• **Items from an interface collection**

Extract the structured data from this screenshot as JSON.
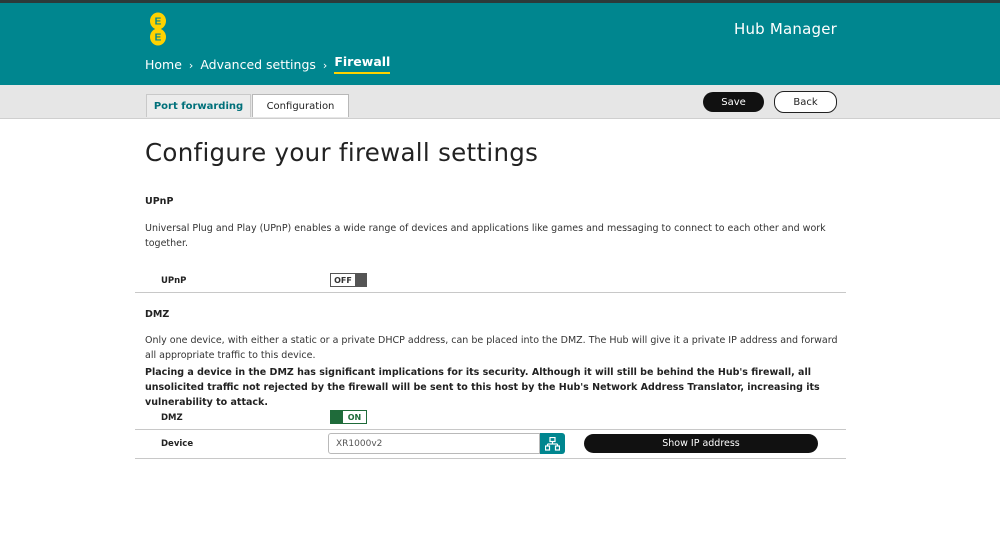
{
  "header": {
    "logo_alt": "EE",
    "app_title": "Hub Manager",
    "breadcrumb": [
      "Home",
      "Advanced settings",
      "Firewall"
    ],
    "breadcrumb_separator": "›"
  },
  "tabs": [
    {
      "label": "Port forwarding",
      "active": false
    },
    {
      "label": "Configuration",
      "active": true
    }
  ],
  "actions": {
    "save_label": "Save",
    "back_label": "Back"
  },
  "main": {
    "title": "Configure your firewall settings",
    "upnp": {
      "heading": "UPnP",
      "description": "Universal Plug and Play (UPnP) enables a wide range of devices and applications like games and messaging to connect to each other and work together.",
      "row_label": "UPnP",
      "toggle_state": "OFF"
    },
    "dmz": {
      "heading": "DMZ",
      "description": "Only one device, with either a static or a private DHCP address, can be placed into the DMZ. The Hub will give it a private IP address and forward all appropriate traffic to this device.",
      "warning": "Placing a device in the DMZ has significant implications for its security. Although it will still be behind the Hub's firewall, all unsolicited traffic not rejected by the firewall will be sent to this host by the Hub's Network Address Translator, increasing its vulnerability to attack.",
      "row_label": "DMZ",
      "toggle_state": "ON",
      "device_label": "Device",
      "device_value": "XR1000v2",
      "show_ip_label": "Show IP address"
    }
  },
  "colors": {
    "brand_teal": "#00868f",
    "accent_yellow": "#ffd200",
    "toggle_on_green": "#1f6b3a",
    "button_dark": "#111111"
  },
  "icons": {
    "logo": "ee-logo-icon",
    "device_picker": "network-tree-icon",
    "breadcrumb_separator": "chevron-right-icon"
  }
}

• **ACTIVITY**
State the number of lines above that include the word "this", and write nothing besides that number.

• **EXPECTED ANSWER**
3